TASK DESCRIPTION: Your task is to repeat the entries exactly. Leave the pictures out.

Data about app and page elements:
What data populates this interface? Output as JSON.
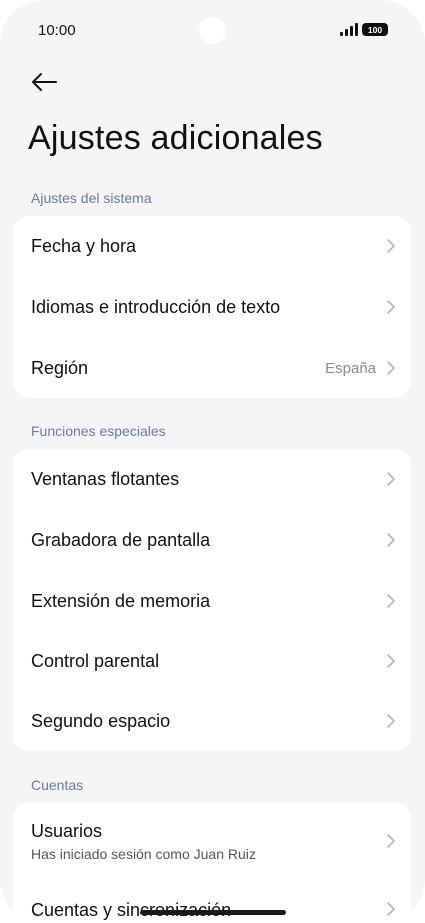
{
  "status_bar": {
    "time": "10:00",
    "battery": "100",
    "icons": [
      "signal-icon",
      "battery-icon"
    ]
  },
  "header": {
    "back_icon": "arrow-left-icon",
    "title": "Ajustes adicionales"
  },
  "sections": {
    "system": {
      "header": "Ajustes del sistema",
      "items": [
        {
          "label": "Fecha y hora"
        },
        {
          "label": "Idiomas e introducción de texto"
        },
        {
          "label": "Región",
          "value": "España"
        }
      ]
    },
    "special": {
      "header": "Funciones especiales",
      "items": [
        {
          "label": "Ventanas flotantes"
        },
        {
          "label": "Grabadora de pantalla"
        },
        {
          "label": "Extensión de memoria"
        },
        {
          "label": "Control parental"
        },
        {
          "label": "Segundo espacio"
        }
      ]
    },
    "accounts": {
      "header": "Cuentas",
      "items": [
        {
          "label": "Usuarios",
          "subtitle": "Has iniciado sesión como Juan Ruiz"
        },
        {
          "label": "Cuentas y sincronización"
        }
      ]
    }
  },
  "colors": {
    "background": "#f5f5f5",
    "card": "#ffffff",
    "section_header": "#6b7a9c",
    "chevron": "#b5b5b5"
  }
}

RESPONSE BELOW:
What data populates this interface? Output as JSON.
{
  "status_bar": {
    "time": "10:00",
    "battery": "100",
    "icons": [
      "signal-icon",
      "battery-icon"
    ]
  },
  "header": {
    "back_icon": "arrow-left-icon",
    "title": "Ajustes adicionales"
  },
  "sections": {
    "system": {
      "header": "Ajustes del sistema",
      "items": [
        {
          "label": "Fecha y hora"
        },
        {
          "label": "Idiomas e introducción de texto"
        },
        {
          "label": "Región",
          "value": "España"
        }
      ]
    },
    "special": {
      "header": "Funciones especiales",
      "items": [
        {
          "label": "Ventanas flotantes"
        },
        {
          "label": "Grabadora de pantalla"
        },
        {
          "label": "Extensión de memoria"
        },
        {
          "label": "Control parental"
        },
        {
          "label": "Segundo espacio"
        }
      ]
    },
    "accounts": {
      "header": "Cuentas",
      "items": [
        {
          "label": "Usuarios",
          "subtitle": "Has iniciado sesión como Juan Ruiz"
        },
        {
          "label": "Cuentas y sincronización"
        }
      ]
    }
  },
  "colors": {
    "background": "#f5f5f5",
    "card": "#ffffff",
    "section_header": "#6b7a9c",
    "chevron": "#b5b5b5"
  }
}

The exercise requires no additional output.